→ **Task instructions**:
If a line in the entries below contains "name", copy it.

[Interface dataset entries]
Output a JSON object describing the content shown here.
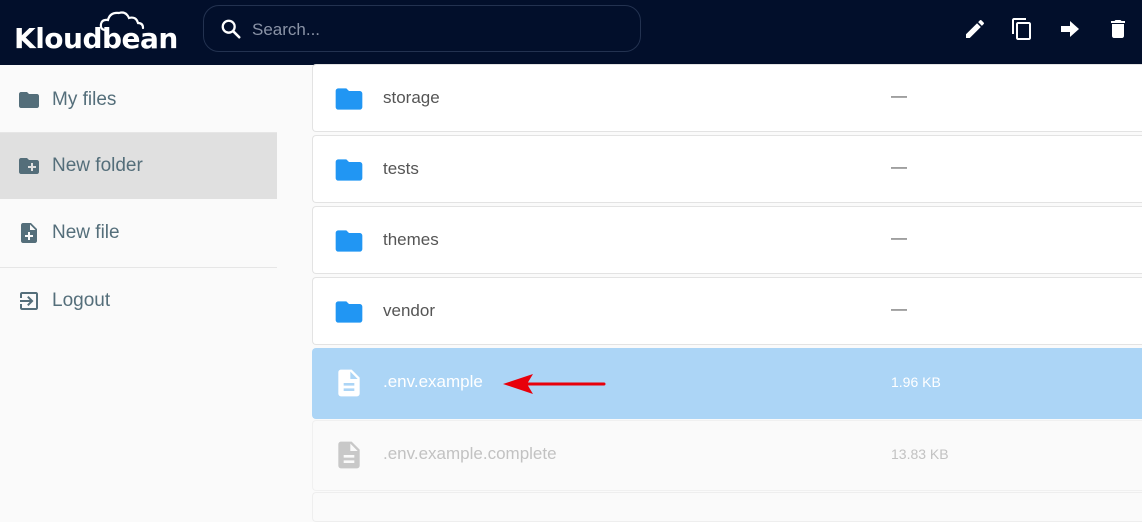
{
  "header": {
    "logo_text": "Kloudbean",
    "search_placeholder": "Search...",
    "actions": [
      {
        "name": "rename",
        "icon": "pencil-icon"
      },
      {
        "name": "copy",
        "icon": "copy-icon"
      },
      {
        "name": "move",
        "icon": "arrow-right-icon"
      },
      {
        "name": "delete",
        "icon": "trash-icon"
      }
    ]
  },
  "sidebar": {
    "items": [
      {
        "label": "My files",
        "icon": "folder-icon",
        "active": false
      },
      {
        "label": "New folder",
        "icon": "folder-plus-icon",
        "active": true
      },
      {
        "label": "New file",
        "icon": "file-plus-icon",
        "active": false
      },
      {
        "label": "Logout",
        "icon": "logout-icon",
        "active": false
      }
    ]
  },
  "files": [
    {
      "name": "storage",
      "size": "—",
      "type": "folder"
    },
    {
      "name": "tests",
      "size": "—",
      "type": "folder"
    },
    {
      "name": "themes",
      "size": "—",
      "type": "folder"
    },
    {
      "name": "vendor",
      "size": "—",
      "type": "folder"
    },
    {
      "name": ".env.example",
      "size": "1.96 KB",
      "type": "file",
      "selected": true
    },
    {
      "name": ".env.example.complete",
      "size": "13.83 KB",
      "type": "file",
      "faded": true
    }
  ],
  "colors": {
    "header_bg": "#020f2b",
    "folder_blue": "#2196f3",
    "selected_bg": "#acd5f6",
    "annotation_arrow": "#e8000b",
    "sidebar_text": "#546e7a"
  }
}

→ **Response for this exercise**:
        "name": "rename",
        "name": "copy",
        "name": "move",
        "name": "delete",
      "name": "storage",
      "name": "tests",
      "name": "themes",
      "name": "vendor",
      "name": ".env.example",
      "name": ".env.example.complete",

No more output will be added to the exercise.